In conclusion, the results presented in this study do not support a delayed introduction of allergenic foods at an age older than 6 months for the prevention of atopic diseases eczema and wheezing. Further studies in our cohort should focus on asthma and eczema at later ages in order to elucidate whether late introduction of food allergens delays the onset of atopic disease.
Correspondence: Henriëtte A. Moll, MD, PhD, Department of Pediatrics, Erasmus Medical Center, PO Box 2060, 3000 CB Rotterdam, the Netherlands (email@example.com).
Accepted for Publication: March 15, 2011.
Published Online: June 6, 2011. doi:10.1001/archpediatrics.2011.93
Author Contributions: All authors had full access to all the data in the study and take responsibility for the integrity of the data, the accuracy of the data analysis, and the decision to submit for publication. Study concept and design: Tromp, Kiefte-de Jong, Lebon, Jaddoe, Hofman, and Moll. Acquisition of data: Tromp, Kiefte-de Jong, Lebon, Jaddoe, Hofman, and Moll. Analysis and interpretation of data: Tromp, Kiefte-de Jong, Lebon, Renders, and de Jongste. Drafting of the manuscript: Tromp and Kiefte-de Jong. Critical revision of the manuscript for important intellectual content: Kiefte-de Jong, Lebon, Renders, Jaddoe, Hofman, de Jongste, and Moll. Statistical analysis: Tromp and Kiefte-de Jong. Obtained funding: Jaddoe and Hofman. Administrative, technical, and material support: Jaddoe and Hofman. Study supervision: Kiefte-de Jong, Renders, Hofman, and Moll. Nutritional background: Kiefte-de Jong. Allergic disease background: de Jongste.
Financial Disclosure: None reported.
Funding/Support: This phase of the Generation R Study was supported by the Erasmus Medical Center, the Erasmus University Rotterdam, the Netherlands, Organization for Health Research and Development (Zon Mw) and Europe Container Terminals B.V.
Role of the Sponsors: The funders had no role in the design of the study; the data collection and analyses; the interpretation of data; the preparation and review of the manuscript; and the decision to submit the manuscript.
Online-Only Material: This article is featured in the Archives Journal Club. Go to here to download teaching PowerPoint slides.
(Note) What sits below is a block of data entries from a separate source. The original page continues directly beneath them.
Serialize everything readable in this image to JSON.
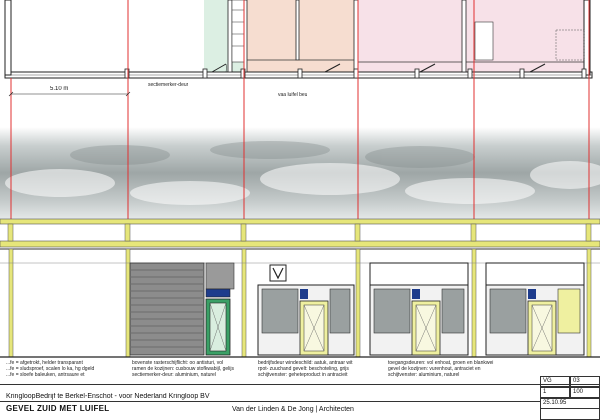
{
  "plan": {
    "dimension_label": "5.10 m",
    "label_left": "sectiemerker-deur",
    "label_mid": "vaa luifel beu"
  },
  "colors": {
    "green_zone": "#dcefe3",
    "peach_zone": "#f6ddd0",
    "pink_zone": "#f7e1e8",
    "grid_red": "#e03030",
    "canopy_yellow": "#e6e67a",
    "door_green": "#3aa066",
    "door_yellow": "#eff0a0",
    "sky_gray": "#a8b0b0",
    "shutter_gray": "#8c8c8c",
    "panel_blue": "#1e3c8c"
  },
  "notes": {
    "col1": [
      "...fe = afgetrokt, helder transparant",
      "...fe = sludsproef, scalen lo ka, hg dgeld",
      "...fe = sloefe baleuken, antrsaure et"
    ],
    "col2": [
      "bovenste rasterschijflicht: oo antisturi, vol",
      "ramen de kozijnen: cusbouw stofkwabijl, gelijs",
      "sectiemerker-deur: aluminium, naturel"
    ],
    "col3": [
      "bedrijfsdeur windeschild: aatuk, antraar wit",
      "rpot- zuuchand gevelt: beschoteling, grijs",
      "schijtvenster: geheteproduct in antracieit"
    ],
    "col4": [
      "toegangsdeuren: vol enhoat, groen en blankwei",
      "gevel de kozijnen: vurenhout, antraciet en",
      "schijtvenster: aluminium, naturel"
    ]
  },
  "title_block": {
    "project": "KringloopBedrijf te Berkel-Enschot - voor Nederland Kringloop BV",
    "drawing_title": "GEVEL ZUID MET LUIFEL",
    "architect": "Van der Linden & De Jong  |  Architecten",
    "code": "VG",
    "sheet_no": "03",
    "sheet_of": "1",
    "scale": "100",
    "date": "25.10.95"
  }
}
Additional Information: The Generation R Study is conducted by the Erasmus Medical Center in close collaboration with the School of Law and Faculty of Social Sciences of the Erasmus University Rotterdam, the Municipal Health Service–Rotterdam Metropolitan Area, the Rotterdam Homecare Foundation, and the Stichting Trombosedienst & Artsenlaboratorium Rijnmond.
Additional Contributions: We acknowledge the contributions of children and parents, general practitioners, hospitals, and midwives in Rotterdam.
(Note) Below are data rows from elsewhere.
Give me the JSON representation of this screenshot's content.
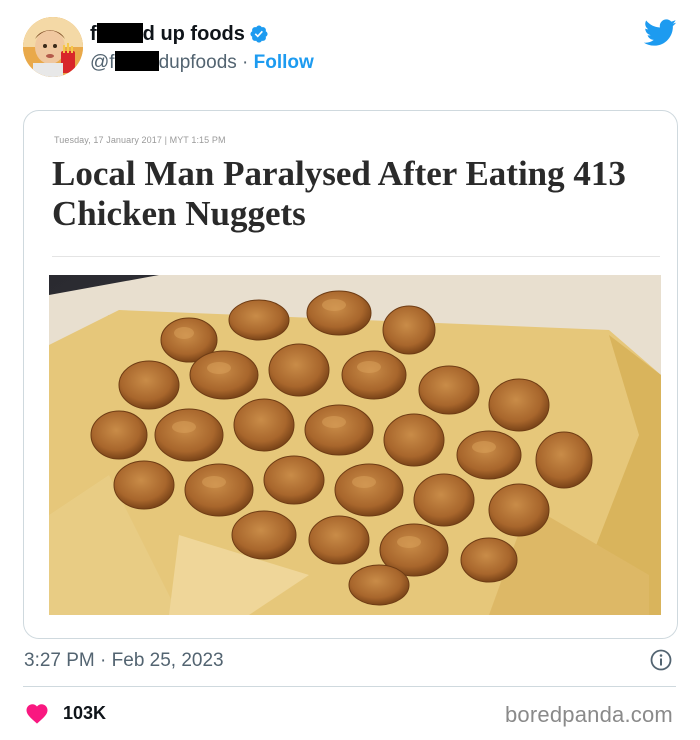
{
  "author": {
    "name_prefix": "f",
    "name_suffix": "d up foods",
    "handle_prefix": "@f",
    "handle_suffix": "dupfoods",
    "separator": "·",
    "follow_label": "Follow",
    "verified_color": "#1d9bf0"
  },
  "post_image": {
    "dateline": "Tuesday, 17 January 2017 | MYT 1:15 PM",
    "headline": "Local Man Paralysed After Eating 413 Chicken Nuggets"
  },
  "meta": {
    "timestamp": "3:27 PM · Feb 25, 2023"
  },
  "engagement": {
    "likes": "103K"
  },
  "watermark": "boredpanda.com",
  "icons": [
    "verified-badge-icon",
    "twitter-bird-icon",
    "info-icon",
    "heart-icon"
  ],
  "colors": {
    "accent": "#1d9bf0",
    "heart": "#f91880",
    "text": "#0f1419",
    "muted": "#536471"
  }
}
Ilse I. M. Tromp, Jessica C. Kiefte-de Jong, Ankie Lebon, Carry M. Renders, Vincent W. V. Jaddoe, Albert Hofman, Johan C. de Jongste, Henriëtte A. Moll. The Introduction of Allergenic Foods and the Development of Reported Wheezing and Eczema in ChildhoodThe Generation R Study. Arch Pediatr Adolesc Med. 2011;165(10):933–938. doi:10.1001/archpediatrics.2011.93